While this entire trip is a gift from my wife, kids, and self there are many things which others have given me for the journey. I can never underestimate the value of their sacrifices to make this trip possible. For the past couple of years, birthday and Christmas gifts have been materials that I need and will be using for this trip-route maps, panniers, camping supplies and more. Everyday, I use their gifts and grow in appreciation for their support for this trip. My sister, brother-in-law, and their children also gave me a gift of cycling gloves that I wear everyday. Every time I put these gloves on, I think of their support for this adventure.
An amazing, unexpected, and touching gift was presented to me at end of the TdF music festival in San Diego. After coming off stage and having interpreted for several hours and some great bands, I was cleaning up my gear backstage when the gate security guard approached me to inform me that someone wished to speak to me. There were a few people who wished to thank me for making the concert accessible and having fun doing so. One young man explained that he was from France and his parents were Deaf and he was blown away by the festival being signed and wished his parents could experience something like that there. I explained that all that I do just reflects New Belgium’s desire to be inclusive and accessible to everyone. I then was introduced to this one couple who thanks me and asked what kind of tires I had. “Odd question” I thought but answered that my touring bike used Presta values. They then presented me with Presta value caps they had made from Fat Tire bottle caps (see the above photo) They explained that they had a son who has Down Syndrome and who uses signs to communicate. They went on to say that they had seen me interpret a couple of years ago and have returned every year just to watch me and were inspired to take more classes to improve their own sign skills to communicate better with their son. While I was touched by this, I tried to explain that I just reflected NBB’s values of inclusiveness. They wished to give me a gift in return and presented me with these value caps. I proudly placed them on my bike and promised to ride across the country with them. So every time I check my tire pressure and refill the air, I reflect upon the unintended consequences of our actions. We may never know the lives we touch in various ways. Another heart warming lesson learned along my journey, I believe.

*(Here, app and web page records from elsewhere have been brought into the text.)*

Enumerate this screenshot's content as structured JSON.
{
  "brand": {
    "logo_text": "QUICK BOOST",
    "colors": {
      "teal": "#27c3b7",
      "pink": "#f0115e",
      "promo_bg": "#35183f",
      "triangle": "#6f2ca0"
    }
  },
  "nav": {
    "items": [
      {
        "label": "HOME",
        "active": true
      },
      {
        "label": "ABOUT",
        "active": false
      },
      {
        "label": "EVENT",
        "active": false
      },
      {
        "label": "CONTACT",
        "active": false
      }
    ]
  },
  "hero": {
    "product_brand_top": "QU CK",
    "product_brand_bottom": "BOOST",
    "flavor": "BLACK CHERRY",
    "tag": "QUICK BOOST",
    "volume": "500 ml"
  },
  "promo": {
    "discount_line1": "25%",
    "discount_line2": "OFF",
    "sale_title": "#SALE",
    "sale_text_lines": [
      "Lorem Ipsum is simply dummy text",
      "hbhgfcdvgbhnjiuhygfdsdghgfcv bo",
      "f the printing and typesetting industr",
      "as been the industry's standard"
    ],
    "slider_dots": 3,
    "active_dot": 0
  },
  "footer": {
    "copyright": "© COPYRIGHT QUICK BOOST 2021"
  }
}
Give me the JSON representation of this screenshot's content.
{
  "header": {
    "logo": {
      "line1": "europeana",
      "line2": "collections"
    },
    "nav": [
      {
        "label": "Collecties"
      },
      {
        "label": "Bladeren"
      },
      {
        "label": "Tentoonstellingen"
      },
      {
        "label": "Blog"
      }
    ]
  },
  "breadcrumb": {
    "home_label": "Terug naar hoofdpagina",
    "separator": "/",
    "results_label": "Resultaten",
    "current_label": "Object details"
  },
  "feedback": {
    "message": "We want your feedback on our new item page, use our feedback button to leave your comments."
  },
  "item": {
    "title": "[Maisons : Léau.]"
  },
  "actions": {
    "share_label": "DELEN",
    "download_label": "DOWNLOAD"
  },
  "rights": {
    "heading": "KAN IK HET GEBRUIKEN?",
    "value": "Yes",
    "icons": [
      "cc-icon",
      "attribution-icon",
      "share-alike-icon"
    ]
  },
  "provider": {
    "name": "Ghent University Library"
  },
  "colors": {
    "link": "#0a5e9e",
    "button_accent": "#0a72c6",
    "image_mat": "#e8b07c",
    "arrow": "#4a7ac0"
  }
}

Behind the hotel at which we were staying was this public artwork. I hope that I can always take this to heart:
Elsewhere and nearby in town is this public art display that also speaks to me for this trip:
I was unable to get the entire piece in frame due to railroad tracks but here are close ups of each of the five parts: